Data shown Start Marker

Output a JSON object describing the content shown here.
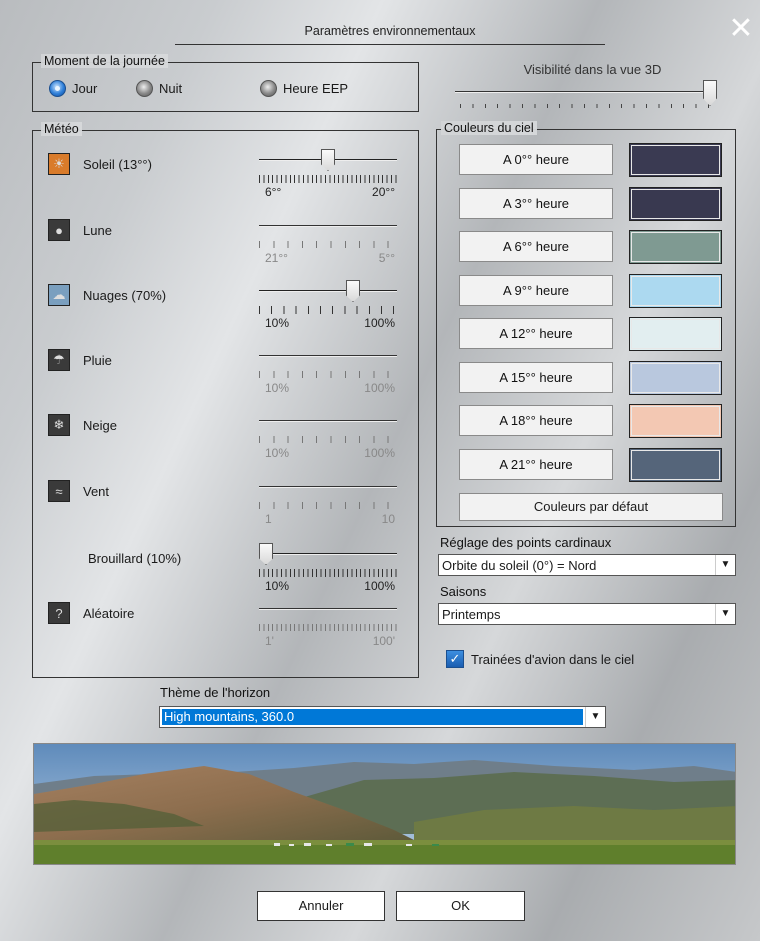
{
  "dialog": {
    "title": "Paramètres environnementaux",
    "close_glyph": "✕"
  },
  "moment": {
    "legend": "Moment de la journée",
    "options": [
      {
        "label": "Jour",
        "selected": true
      },
      {
        "label": "Nuit",
        "selected": false
      },
      {
        "label": "Heure EEP",
        "selected": false
      }
    ]
  },
  "visibility": {
    "label": "Visibilité dans la vue 3D",
    "value": 1.0
  },
  "meteo": {
    "legend": "Météo",
    "rows": [
      {
        "icon": "sun-icon",
        "label": "Soleil (13°°)",
        "min": "6°°",
        "max": "20°°",
        "enabled": true,
        "value": 0.5
      },
      {
        "icon": "moon-icon",
        "label": "Lune",
        "min": "21°°",
        "max": "5°°",
        "enabled": false
      },
      {
        "icon": "clouds-icon",
        "label": "Nuages (70%)",
        "min": "10%",
        "max": "100%",
        "enabled": true,
        "value": 0.7
      },
      {
        "icon": "rain-icon",
        "label": "Pluie",
        "min": "10%",
        "max": "100%",
        "enabled": false
      },
      {
        "icon": "snow-icon",
        "label": "Neige",
        "min": "10%",
        "max": "100%",
        "enabled": false
      },
      {
        "icon": "wind-icon",
        "label": "Vent",
        "min": "1",
        "max": "10",
        "enabled": false
      },
      {
        "icon": "",
        "label": "Brouillard (10%)",
        "min": "10%",
        "max": "100%",
        "enabled": true,
        "value": 0.0
      },
      {
        "icon": "random-icon",
        "label": "Aléatoire",
        "min": "1'",
        "max": "100'",
        "enabled": false
      }
    ]
  },
  "sky": {
    "legend": "Couleurs du ciel",
    "items": [
      {
        "label": "A 0°° heure",
        "color": "#3a3a52"
      },
      {
        "label": "A 3°° heure",
        "color": "#393950"
      },
      {
        "label": "A 6°° heure",
        "color": "#7f9a92"
      },
      {
        "label": "A 9°° heure",
        "color": "#acd9f0"
      },
      {
        "label": "A 12°° heure",
        "color": "#e2eef0"
      },
      {
        "label": "A 15°° heure",
        "color": "#b9c8de"
      },
      {
        "label": "A 18°° heure",
        "color": "#f3c8b3"
      },
      {
        "label": "A 21°° heure",
        "color": "#55657a"
      }
    ],
    "default_button": "Couleurs par défaut"
  },
  "cardinal": {
    "label": "Réglage des points cardinaux",
    "value": "Orbite du soleil (0°) = Nord"
  },
  "seasons": {
    "label": "Saisons",
    "value": "Printemps"
  },
  "contrails": {
    "label": "Trainées d'avion dans le ciel",
    "checked": true
  },
  "horizon": {
    "label": "Thème de l'horizon",
    "value": "High mountains, 360.0"
  },
  "buttons": {
    "cancel": "Annuler",
    "ok": "OK"
  }
}
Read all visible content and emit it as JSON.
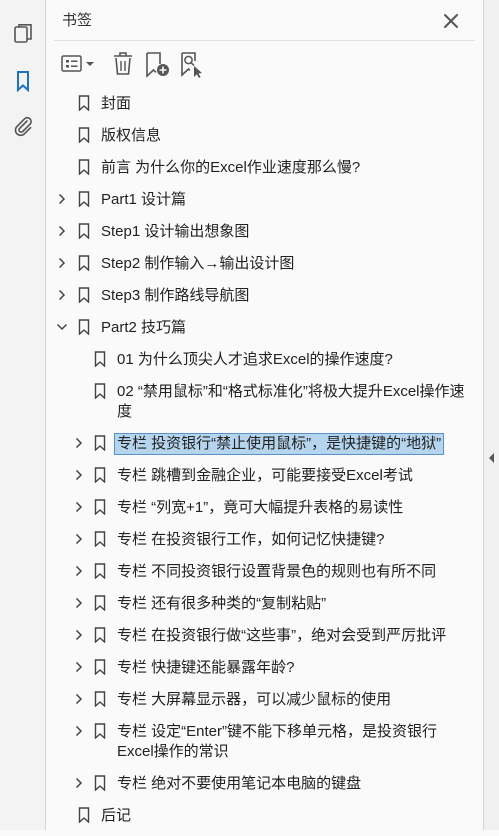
{
  "panel": {
    "title": "书签"
  },
  "toolbar": {
    "options_icon": "list-options-icon",
    "delete_icon": "trash-icon",
    "add_icon": "add-bookmark-icon",
    "find_icon": "find-bookmark-icon"
  },
  "leftbar": [
    "pages-icon",
    "bookmark-icon",
    "attachment-icon"
  ],
  "colors": {
    "accent": "#1a73c8",
    "selection": "#b5d5ee",
    "selection_border": "#5a92c7"
  },
  "bookmarks": [
    {
      "label": "封面",
      "level": 0,
      "expander": "none"
    },
    {
      "label": "版权信息",
      "level": 0,
      "expander": "none"
    },
    {
      "label": "前言 为什么你的Excel作业速度那么慢?",
      "level": 0,
      "expander": "none"
    },
    {
      "label": "Part1 设计篇",
      "level": 0,
      "expander": "collapsed"
    },
    {
      "label": "Step1 设计输出想象图",
      "level": 0,
      "expander": "collapsed"
    },
    {
      "label": "Step2 制作输入→输出设计图",
      "level": 0,
      "expander": "collapsed"
    },
    {
      "label": "Step3 制作路线导航图",
      "level": 0,
      "expander": "collapsed"
    },
    {
      "label": "Part2 技巧篇",
      "level": 0,
      "expander": "expanded"
    },
    {
      "label": "01 为什么顶尖人才追求Excel的操作速度?",
      "level": 1,
      "expander": "none"
    },
    {
      "label": "02 “禁用鼠标”和“格式标准化”将极大提升Excel操作速度",
      "level": 1,
      "expander": "none"
    },
    {
      "label": "专栏 投资银行“禁止使用鼠标”，是快捷键的“地狱”",
      "level": 1,
      "expander": "collapsed",
      "selected": true
    },
    {
      "label": "专栏 跳槽到金融企业，可能要接受Excel考试",
      "level": 1,
      "expander": "collapsed"
    },
    {
      "label": "专栏 “列宽+1”，竟可大幅提升表格的易读性",
      "level": 1,
      "expander": "collapsed"
    },
    {
      "label": "专栏 在投资银行工作，如何记忆快捷键?",
      "level": 1,
      "expander": "collapsed"
    },
    {
      "label": "专栏 不同投资银行设置背景色的规则也有所不同",
      "level": 1,
      "expander": "collapsed"
    },
    {
      "label": "专栏 还有很多种类的“复制粘贴”",
      "level": 1,
      "expander": "collapsed"
    },
    {
      "label": "专栏 在投资银行做“这些事”，绝对会受到严厉批评",
      "level": 1,
      "expander": "collapsed"
    },
    {
      "label": "专栏 快捷键还能暴露年龄?",
      "level": 1,
      "expander": "collapsed"
    },
    {
      "label": "专栏 大屏幕显示器，可以减少鼠标的使用",
      "level": 1,
      "expander": "collapsed"
    },
    {
      "label": "专栏 设定“Enter”键不能下移单元格，是投资银行Excel操作的常识",
      "level": 1,
      "expander": "collapsed"
    },
    {
      "label": "专栏 绝对不要使用笔记本电脑的键盘",
      "level": 1,
      "expander": "collapsed"
    },
    {
      "label": "后记",
      "level": 0,
      "expander": "none"
    }
  ]
}
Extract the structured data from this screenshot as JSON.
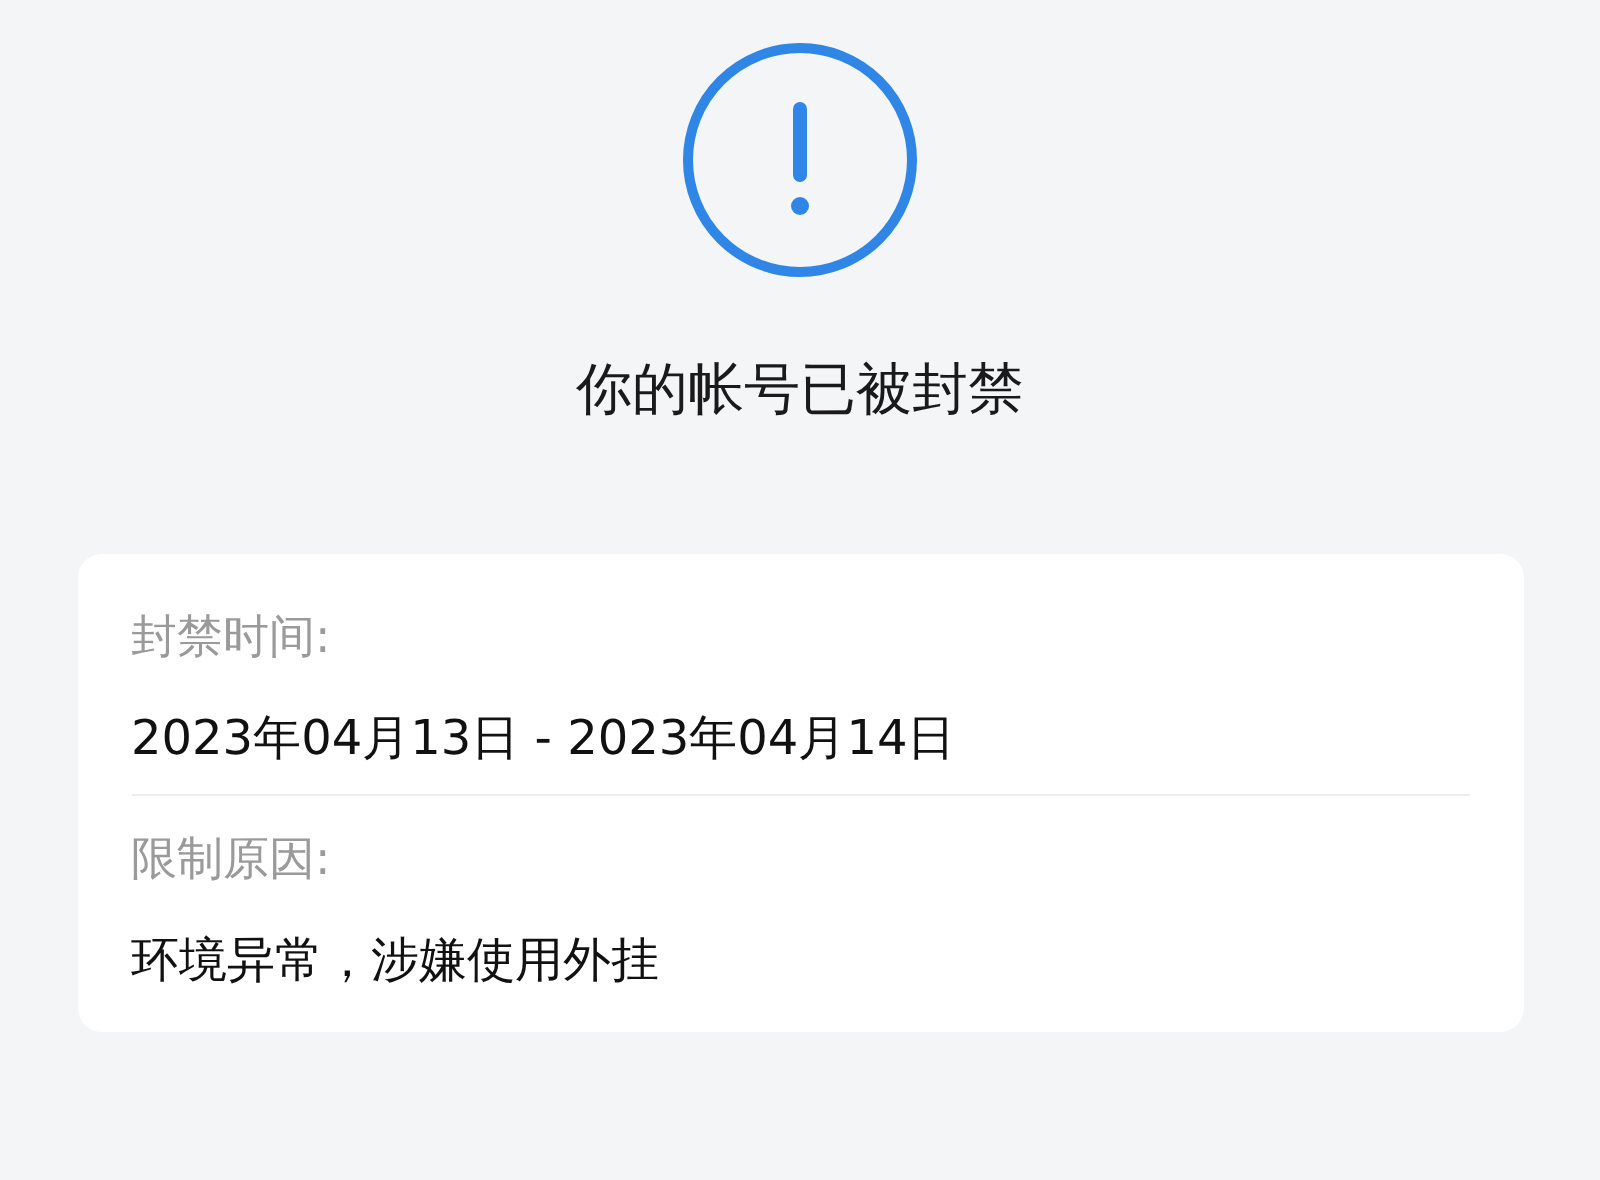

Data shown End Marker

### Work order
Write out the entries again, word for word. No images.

### Reply to the exercise
Output a JSON object describing the content shown here.
{
  "dialog": {
    "title": "Paramètres environnementaux",
    "close_glyph": "✕"
  },
  "moment": {
    "legend": "Moment de la journée",
    "options": [
      {
        "label": "Jour",
        "selected": true
      },
      {
        "label": "Nuit",
        "selected": false
      },
      {
        "label": "Heure EEP",
        "selected": false
      }
    ]
  },
  "visibility": {
    "label": "Visibilité dans la vue 3D",
    "value": 1.0
  },
  "meteo": {
    "legend": "Météo",
    "rows": [
      {
        "icon": "sun-icon",
        "label": "Soleil (13°°)",
        "min": "6°°",
        "max": "20°°",
        "enabled": true,
        "value": 0.5
      },
      {
        "icon": "moon-icon",
        "label": "Lune",
        "min": "21°°",
        "max": "5°°",
        "enabled": false
      },
      {
        "icon": "clouds-icon",
        "label": "Nuages (70%)",
        "min": "10%",
        "max": "100%",
        "enabled": true,
        "value": 0.7
      },
      {
        "icon": "rain-icon",
        "label": "Pluie",
        "min": "10%",
        "max": "100%",
        "enabled": false
      },
      {
        "icon": "snow-icon",
        "label": "Neige",
        "min": "10%",
        "max": "100%",
        "enabled": false
      },
      {
        "icon": "wind-icon",
        "label": "Vent",
        "min": "1",
        "max": "10",
        "enabled": false
      },
      {
        "icon": "",
        "label": "Brouillard (10%)",
        "min": "10%",
        "max": "100%",
        "enabled": true,
        "value": 0.0
      },
      {
        "icon": "random-icon",
        "label": "Aléatoire",
        "min": "1'",
        "max": "100'",
        "enabled": false
      }
    ]
  },
  "sky": {
    "legend": "Couleurs du ciel",
    "items": [
      {
        "label": "A 0°° heure",
        "color": "#3a3a52"
      },
      {
        "label": "A 3°° heure",
        "color": "#393950"
      },
      {
        "label": "A 6°° heure",
        "color": "#7f9a92"
      },
      {
        "label": "A 9°° heure",
        "color": "#acd9f0"
      },
      {
        "label": "A 12°° heure",
        "color": "#e2eef0"
      },
      {
        "label": "A 15°° heure",
        "color": "#b9c8de"
      },
      {
        "label": "A 18°° heure",
        "color": "#f3c8b3"
      },
      {
        "label": "A 21°° heure",
        "color": "#55657a"
      }
    ],
    "default_button": "Couleurs par défaut"
  },
  "cardinal": {
    "label": "Réglage des points cardinaux",
    "value": "Orbite du soleil (0°) = Nord"
  },
  "seasons": {
    "label": "Saisons",
    "value": "Printemps"
  },
  "contrails": {
    "label": "Trainées d'avion dans le ciel",
    "checked": true
  },
  "horizon": {
    "label": "Thème de l'horizon",
    "value": "High mountains, 360.0"
  },
  "buttons": {
    "cancel": "Annuler",
    "ok": "OK"
  }
}
Read all visible content and emit it as JSON.
{
  "panel": {
    "title": "书签"
  },
  "toolbar": {
    "options_icon": "list-options-icon",
    "delete_icon": "trash-icon",
    "add_icon": "add-bookmark-icon",
    "find_icon": "find-bookmark-icon"
  },
  "leftbar": [
    "pages-icon",
    "bookmark-icon",
    "attachment-icon"
  ],
  "colors": {
    "accent": "#1a73c8",
    "selection": "#b5d5ee",
    "selection_border": "#5a92c7"
  },
  "bookmarks": [
    {
      "label": "封面",
      "level": 0,
      "expander": "none"
    },
    {
      "label": "版权信息",
      "level": 0,
      "expander": "none"
    },
    {
      "label": "前言 为什么你的Excel作业速度那么慢?",
      "level": 0,
      "expander": "none"
    },
    {
      "label": "Part1 设计篇",
      "level": 0,
      "expander": "collapsed"
    },
    {
      "label": "Step1 设计输出想象图",
      "level": 0,
      "expander": "collapsed"
    },
    {
      "label": "Step2 制作输入→输出设计图",
      "level": 0,
      "expander": "collapsed"
    },
    {
      "label": "Step3 制作路线导航图",
      "level": 0,
      "expander": "collapsed"
    },
    {
      "label": "Part2 技巧篇",
      "level": 0,
      "expander": "expanded"
    },
    {
      "label": "01 为什么顶尖人才追求Excel的操作速度?",
      "level": 1,
      "expander": "none"
    },
    {
      "label": "02 “禁用鼠标”和“格式标准化”将极大提升Excel操作速度",
      "level": 1,
      "expander": "none"
    },
    {
      "label": "专栏 投资银行“禁止使用鼠标”，是快捷键的“地狱”",
      "level": 1,
      "expander": "collapsed",
      "selected": true
    },
    {
      "label": "专栏 跳槽到金融企业，可能要接受Excel考试",
      "level": 1,
      "expander": "collapsed"
    },
    {
      "label": "专栏 “列宽+1”，竟可大幅提升表格的易读性",
      "level": 1,
      "expander": "collapsed"
    },
    {
      "label": "专栏 在投资银行工作，如何记忆快捷键?",
      "level": 1,
      "expander": "collapsed"
    },
    {
      "label": "专栏 不同投资银行设置背景色的规则也有所不同",
      "level": 1,
      "expander": "collapsed"
    },
    {
      "label": "专栏 还有很多种类的“复制粘贴”",
      "level": 1,
      "expander": "collapsed"
    },
    {
      "label": "专栏 在投资银行做“这些事”，绝对会受到严厉批评",
      "level": 1,
      "expander": "collapsed"
    },
    {
      "label": "专栏 快捷键还能暴露年龄?",
      "level": 1,
      "expander": "collapsed"
    },
    {
      "label": "专栏 大屏幕显示器，可以减少鼠标的使用",
      "level": 1,
      "expander": "collapsed"
    },
    {
      "label": "专栏 设定“Enter”键不能下移单元格，是投资银行Excel操作的常识",
      "level": 1,
      "expander": "collapsed"
    },
    {
      "label": "专栏 绝对不要使用笔记本电脑的键盘",
      "level": 1,
      "expander": "collapsed"
    },
    {
      "label": "后记",
      "level": 0,
      "expander": "none"
    }
  ]
}
Extract the structured data from this screenshot as JSON.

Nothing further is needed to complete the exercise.